**Input records:**

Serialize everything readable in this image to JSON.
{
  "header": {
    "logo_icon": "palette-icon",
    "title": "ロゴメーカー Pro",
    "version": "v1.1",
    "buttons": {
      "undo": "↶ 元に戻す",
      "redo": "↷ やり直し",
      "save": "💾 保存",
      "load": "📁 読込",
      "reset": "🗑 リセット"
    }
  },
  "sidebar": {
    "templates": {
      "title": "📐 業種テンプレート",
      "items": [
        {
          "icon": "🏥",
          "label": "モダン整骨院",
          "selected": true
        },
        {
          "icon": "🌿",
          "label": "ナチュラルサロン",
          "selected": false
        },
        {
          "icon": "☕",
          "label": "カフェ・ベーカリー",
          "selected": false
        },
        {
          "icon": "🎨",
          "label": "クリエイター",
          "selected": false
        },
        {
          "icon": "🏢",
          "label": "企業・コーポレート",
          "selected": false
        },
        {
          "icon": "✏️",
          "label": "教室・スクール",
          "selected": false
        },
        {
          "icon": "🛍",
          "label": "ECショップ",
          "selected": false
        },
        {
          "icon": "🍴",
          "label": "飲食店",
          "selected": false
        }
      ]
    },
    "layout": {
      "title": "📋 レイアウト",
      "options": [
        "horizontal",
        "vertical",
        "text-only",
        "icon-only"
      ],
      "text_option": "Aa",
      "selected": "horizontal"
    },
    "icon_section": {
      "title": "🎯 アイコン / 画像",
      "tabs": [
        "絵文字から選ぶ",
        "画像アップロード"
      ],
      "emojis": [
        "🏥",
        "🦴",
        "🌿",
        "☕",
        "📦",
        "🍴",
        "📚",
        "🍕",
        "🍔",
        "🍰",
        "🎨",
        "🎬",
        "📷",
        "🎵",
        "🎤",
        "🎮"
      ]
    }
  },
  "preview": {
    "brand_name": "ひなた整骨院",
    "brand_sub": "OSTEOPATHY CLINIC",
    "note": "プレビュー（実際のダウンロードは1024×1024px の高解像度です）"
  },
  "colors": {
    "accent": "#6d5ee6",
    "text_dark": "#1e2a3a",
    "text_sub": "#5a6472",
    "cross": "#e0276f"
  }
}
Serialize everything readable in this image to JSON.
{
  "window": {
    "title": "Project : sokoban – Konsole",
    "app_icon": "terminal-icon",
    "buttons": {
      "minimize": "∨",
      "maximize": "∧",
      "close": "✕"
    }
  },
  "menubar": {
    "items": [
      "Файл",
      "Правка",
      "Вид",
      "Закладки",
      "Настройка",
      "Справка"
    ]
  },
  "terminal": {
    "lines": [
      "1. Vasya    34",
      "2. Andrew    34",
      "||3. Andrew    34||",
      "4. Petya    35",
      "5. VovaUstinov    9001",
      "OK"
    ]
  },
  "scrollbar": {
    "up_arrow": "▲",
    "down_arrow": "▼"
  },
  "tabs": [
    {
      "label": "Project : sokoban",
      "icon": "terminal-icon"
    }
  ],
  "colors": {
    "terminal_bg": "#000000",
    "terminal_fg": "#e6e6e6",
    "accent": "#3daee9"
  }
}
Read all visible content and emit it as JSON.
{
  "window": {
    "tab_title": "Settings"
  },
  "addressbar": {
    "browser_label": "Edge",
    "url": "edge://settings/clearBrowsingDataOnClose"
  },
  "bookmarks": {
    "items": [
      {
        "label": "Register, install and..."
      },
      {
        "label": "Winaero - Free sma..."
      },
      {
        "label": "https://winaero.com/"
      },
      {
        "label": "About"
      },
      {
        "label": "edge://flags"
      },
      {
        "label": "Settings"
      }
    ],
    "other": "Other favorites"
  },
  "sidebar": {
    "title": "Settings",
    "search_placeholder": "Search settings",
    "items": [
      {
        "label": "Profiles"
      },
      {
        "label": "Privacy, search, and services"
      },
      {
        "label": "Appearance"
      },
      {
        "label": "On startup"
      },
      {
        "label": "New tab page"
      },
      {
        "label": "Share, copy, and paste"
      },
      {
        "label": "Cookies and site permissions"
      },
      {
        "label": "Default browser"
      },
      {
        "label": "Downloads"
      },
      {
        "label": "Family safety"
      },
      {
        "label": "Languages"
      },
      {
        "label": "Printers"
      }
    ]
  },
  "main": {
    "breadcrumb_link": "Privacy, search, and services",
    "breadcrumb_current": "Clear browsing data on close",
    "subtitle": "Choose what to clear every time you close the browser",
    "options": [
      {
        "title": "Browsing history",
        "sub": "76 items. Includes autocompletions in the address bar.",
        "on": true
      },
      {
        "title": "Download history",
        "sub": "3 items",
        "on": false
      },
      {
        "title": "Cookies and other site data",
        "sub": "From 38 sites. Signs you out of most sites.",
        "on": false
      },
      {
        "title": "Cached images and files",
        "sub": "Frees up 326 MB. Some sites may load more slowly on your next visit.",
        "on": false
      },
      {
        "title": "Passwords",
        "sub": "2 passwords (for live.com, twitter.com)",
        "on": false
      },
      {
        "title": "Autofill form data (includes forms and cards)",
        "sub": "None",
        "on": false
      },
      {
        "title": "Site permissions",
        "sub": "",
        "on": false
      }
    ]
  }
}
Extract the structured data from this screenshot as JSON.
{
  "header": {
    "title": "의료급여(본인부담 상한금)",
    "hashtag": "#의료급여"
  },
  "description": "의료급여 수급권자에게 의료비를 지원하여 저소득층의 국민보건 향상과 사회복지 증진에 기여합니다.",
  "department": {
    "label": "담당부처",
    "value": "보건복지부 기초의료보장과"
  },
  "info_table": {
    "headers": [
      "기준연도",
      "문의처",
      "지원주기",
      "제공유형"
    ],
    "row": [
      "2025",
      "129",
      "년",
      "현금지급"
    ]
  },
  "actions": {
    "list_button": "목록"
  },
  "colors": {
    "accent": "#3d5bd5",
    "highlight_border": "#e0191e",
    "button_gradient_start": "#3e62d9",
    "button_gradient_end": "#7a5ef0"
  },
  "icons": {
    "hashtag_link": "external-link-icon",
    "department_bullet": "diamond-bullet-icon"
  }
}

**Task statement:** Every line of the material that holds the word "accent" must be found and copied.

**Output below:**
    "accent": "#6d5ee6",
    "accent": "#3daee9"
    "accent": "#3d5bd5",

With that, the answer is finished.